How Air Pollution Impacts Cardiac Disease and Heart Att acks

A recent surge of evidence links micro particulate air pollution with an increased risk for cardiovascular events. This is alarming as both short- and long-term exposure is associated with an abnormally high incidence of heart attacks, strokes, cancers, respiratory diseases, auto immune diseases and dementia.

7 Tips to Help Patients Reduce Health Risks

During haze or bad pollution:

  • Stay indoors when the PSI is >300
  • Avoid strenuous activities or outdoor physical exertion
  • Wear a mask (preferably the N95 mask)
  • Avoid smoking areas, car parks or areas with high vehicular traffic
  • Use portable/central air cleaning systems to reduce concentrations of indoor air pollutants
  • Consult a GP immediately if breathlessness, chest pains or fever develops
  • Ensure adequate hydration and rest
 

Of interest is the pathogenicity of micro particulate matter. These microscopic pollutants, also known as ‘fine soot’ are formed as a result of incomplete combustion of fossilised fuels — diesel, in particular. They are categorised according to diameter, with fine particles fixed at 2.5 μm (PM2.5). Their deadly effects depend on particulate size, with most PM10 particles seen to deposit in the upper airways. PM2.5 and PM0.1 particles can penetrate the lung alveoli into the systemic circulation. Smaller fine and ultrafine (<100 nm) PM, are associated with more serious adverse effects.

The World Health Organisation reported that air pollution was directly responsible for 3.7 million deaths. The data comes from western metropolitan areas with strict antipollution measures, e.g. Euro 6 emissions standards. Most Asian cities, which lag far behind Western standards of pollution control, see a much higher estimate of mortality figures.

Interestingly, acute exposure to PM2.5 results in a higher rate of death due to cardiovascular, than respiratory disease. The risk increases with every 10 μg/m3 increase of PM2.5, with no lower limit to its safety level. Acute exposure can push up the risk of heart attacks by five per cent within a day, with an alarming 69% increase in cardiovascular deaths after acute exposure in the short term. Worldwide, health organisations have recognised the association between PM2.5 and cardiovascular disease. Of note, developing nations have PM2.5 levels that are at least 10 times higher than seen in cities within the United States.

Singapore is no exception, with one of the highest automobile densities in the world, registering approximately 1 million passenger vehicles, and an estimated 200,000 goods & commercial vehicles (which use diesel engines of outdated Euro 4 and below standards) in a compact land area of approximately 600 square kilometres. Of interest to the topic, are four of the world’s biggest cities i.e. Paris, Madrid, Athens and Mexico City, which have taken action to ban diesel vehicles from their city centres in a few years’ time. Other major cities are expected to follow suit.

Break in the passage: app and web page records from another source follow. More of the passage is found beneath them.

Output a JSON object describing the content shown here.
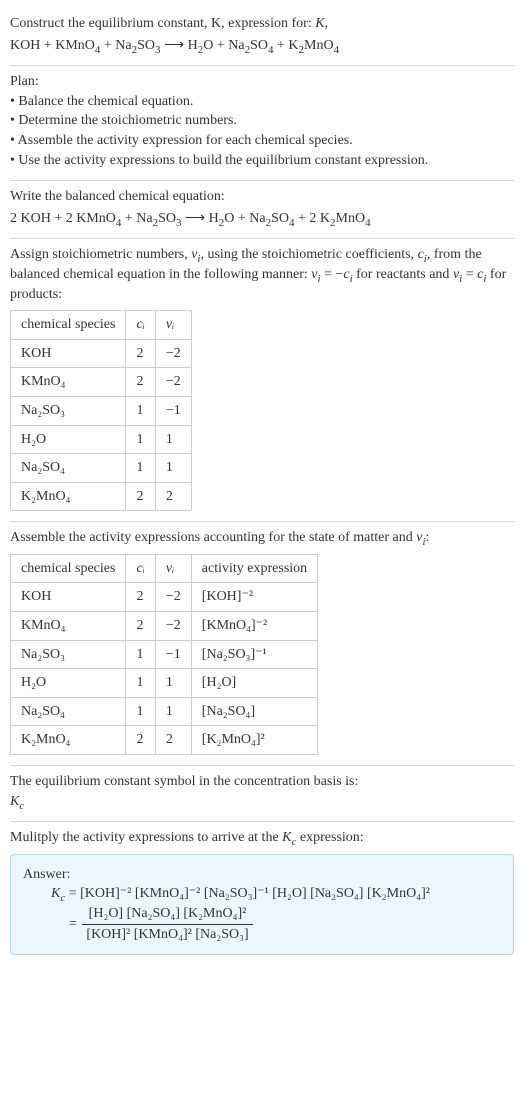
{
  "intro": {
    "line1": "Construct the equilibrium constant, K, expression for:",
    "eq_lhs": "KOH + KMnO",
    "eq_mid1": " + Na",
    "eq_mid2": "SO",
    "eq_arrow": " ⟶ H",
    "eq_mid3": "O + Na",
    "eq_mid4": "SO",
    "eq_mid5": " + K",
    "eq_mid6": "MnO"
  },
  "plan": {
    "head": "Plan:",
    "item1": "• Balance the chemical equation.",
    "item2": "• Determine the stoichiometric numbers.",
    "item3": "• Assemble the activity expression for each chemical species.",
    "item4": "• Use the activity expressions to build the equilibrium constant expression."
  },
  "balanced": {
    "head": "Write the balanced chemical equation:",
    "pre1": "2 KOH + 2 KMnO",
    "pre2": " + Na",
    "pre3": "SO",
    "arrow": " ⟶ H",
    "post1": "O + Na",
    "post2": "SO",
    "post3": " + 2 K",
    "post4": "MnO"
  },
  "stoich_text": {
    "line1_a": "Assign stoichiometric numbers, ",
    "line1_b": ", using the stoichiometric coefficients, ",
    "line1_c": ", from the balanced chemical equation in the following manner: ",
    "line1_d": " for reactants and ",
    "line1_e": " for products:",
    "nu": "ν",
    "c": "c",
    "sub": "i",
    "eq1": " = −",
    "eq2": " = "
  },
  "table1": {
    "h1": "chemical species",
    "h2": "cᵢ",
    "h3": "νᵢ",
    "rows": [
      {
        "sp": "KOH",
        "c": "2",
        "v": "−2"
      },
      {
        "sp": "KMnO₄",
        "c": "2",
        "v": "−2"
      },
      {
        "sp": "Na₂SO₃",
        "c": "1",
        "v": "−1"
      },
      {
        "sp": "H₂O",
        "c": "1",
        "v": "1"
      },
      {
        "sp": "Na₂SO₄",
        "c": "1",
        "v": "1"
      },
      {
        "sp": "K₂MnO₄",
        "c": "2",
        "v": "2"
      }
    ]
  },
  "assemble_text": {
    "a": "Assemble the activity expressions accounting for the state of matter and ",
    "b": ":"
  },
  "table2": {
    "h1": "chemical species",
    "h2": "cᵢ",
    "h3": "νᵢ",
    "h4": "activity expression",
    "rows": [
      {
        "sp": "KOH",
        "c": "2",
        "v": "−2",
        "ae": "[KOH]⁻²"
      },
      {
        "sp": "KMnO₄",
        "c": "2",
        "v": "−2",
        "ae": "[KMnO₄]⁻²"
      },
      {
        "sp": "Na₂SO₃",
        "c": "1",
        "v": "−1",
        "ae": "[Na₂SO₃]⁻¹"
      },
      {
        "sp": "H₂O",
        "c": "1",
        "v": "1",
        "ae": "[H₂O]"
      },
      {
        "sp": "Na₂SO₄",
        "c": "1",
        "v": "1",
        "ae": "[Na₂SO₄]"
      },
      {
        "sp": "K₂MnO₄",
        "c": "2",
        "v": "2",
        "ae": "[K₂MnO₄]²"
      }
    ]
  },
  "symbol": {
    "line": "The equilibrium constant symbol in the concentration basis is:",
    "kc": "K",
    "sub": "c"
  },
  "multiply": {
    "a": "Mulitply the activity expressions to arrive at the ",
    "b": " expression:"
  },
  "answer": {
    "head": "Answer:",
    "kc": "K",
    "sub": "c",
    "eq": " = ",
    "line1": "[KOH]⁻² [KMnO₄]⁻² [Na₂SO₃]⁻¹ [H₂O] [Na₂SO₄] [K₂MnO₄]²",
    "eq2": "= ",
    "num": "[H₂O] [Na₂SO₄] [K₂MnO₄]²",
    "den": "[KOH]² [KMnO₄]² [Na₂SO₃]"
  },
  "chart_data": {
    "type": "table",
    "tables": [
      {
        "title": "Stoichiometric numbers",
        "columns": [
          "chemical species",
          "c_i",
          "ν_i"
        ],
        "rows": [
          [
            "KOH",
            2,
            -2
          ],
          [
            "KMnO4",
            2,
            -2
          ],
          [
            "Na2SO3",
            1,
            -1
          ],
          [
            "H2O",
            1,
            1
          ],
          [
            "Na2SO4",
            1,
            1
          ],
          [
            "K2MnO4",
            2,
            2
          ]
        ]
      },
      {
        "title": "Activity expressions",
        "columns": [
          "chemical species",
          "c_i",
          "ν_i",
          "activity expression"
        ],
        "rows": [
          [
            "KOH",
            2,
            -2,
            "[KOH]^-2"
          ],
          [
            "KMnO4",
            2,
            -2,
            "[KMnO4]^-2"
          ],
          [
            "Na2SO3",
            1,
            -1,
            "[Na2SO3]^-1"
          ],
          [
            "H2O",
            1,
            1,
            "[H2O]"
          ],
          [
            "Na2SO4",
            1,
            1,
            "[Na2SO4]"
          ],
          [
            "K2MnO4",
            2,
            2,
            "[K2MnO4]^2"
          ]
        ]
      }
    ]
  }
}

These actions reinforce the impact of PM2.5 pollution on public health, and is one of the most urgent health problems that need to be addressed worldwide.

By Dr Yong Quek Wei, Senior Consultant, Department of Cardiology, Tan Tock Seng Hospital